The concession stand, with the candy counter still showing prices, was much smaller than I remembered. Another thing mis-remembered by me and some of the curious folks who wandered in on Tuesday was a balcony. Most of us would have sworn that the Esquire had a balcony, but it didn’t. The Broadway must have been the only theater of the three on Broadway to have upstairs seating.
(The dishes weren’t used by the theater. They were some of the miscellaneous stuff stored there.)
Short of seating
The men’s room had a urinal and a toilet – and you’d better be skinny to use the former – to handle the needs of the audience. Maybe they didn’t serve extra-large drinks in those days.
- Scott Moyers did a long piece in The Missourian on plans for the building. I’ll point you there for the details. An accompanying sidebar has a historical timeline of the theater.
- Missourian photographer Laura Simon made it into the Esquire a day before I did (and went to the trouble of lighting it better) to produce a photo gallery.
- I ran a collection of exterior photos of the theater in March of 2010 and went into a little of its history.
- In September 1965, I used infrared flash and film to capture kids watching The Beatles movie Help! It was the first (and only) time I used that technique.
Esquire photo gallery
I prowled from the boiler room in the basement to the projection room high above the viewing area. I discovered the old projectors, boxes of tickets, the plastic marque letters, the 1947 Workman’s Comp placard and a devil’s brew of mold that will either cure anything I have wrong or kill me.

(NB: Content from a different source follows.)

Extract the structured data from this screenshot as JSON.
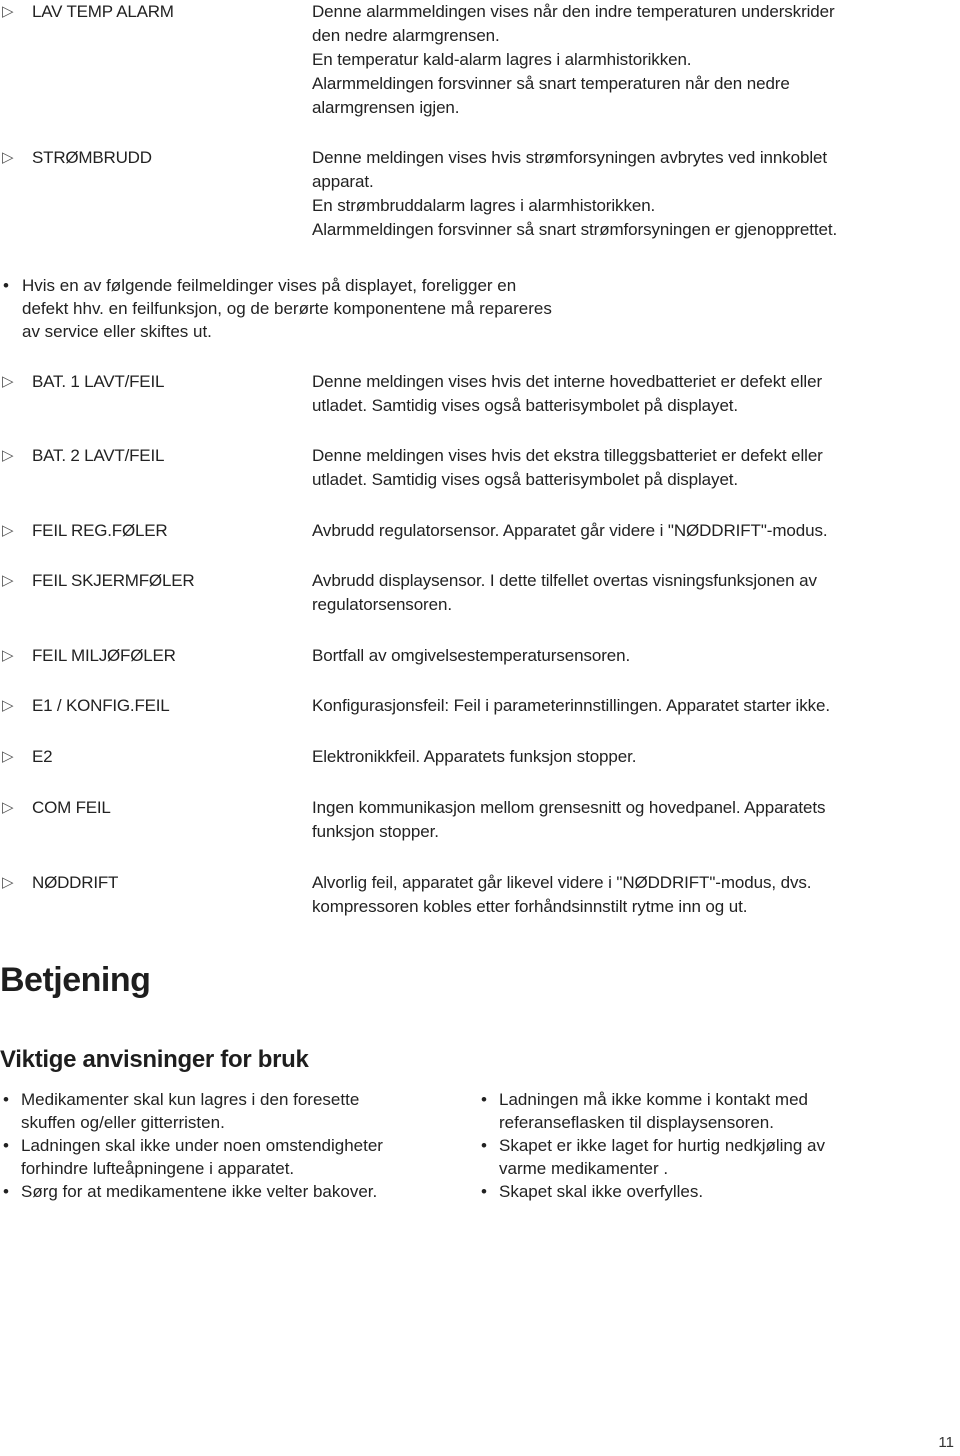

Many of the things I photographed won’t bring back memories because they were just items that were stored there and had no connection with the theater we remember. I’m including them to give an idea of the scope of the project in the before stage and as a reminder of how far the building has come (assuming that the project is completed).
Click on any image to make it larger, then click on the left or right side of the picture to move through the gallery. Please, leave comments. It seems like everyone who walked into the place had a story to share. I wish I had set up a video camera on a tripod to capture those memories.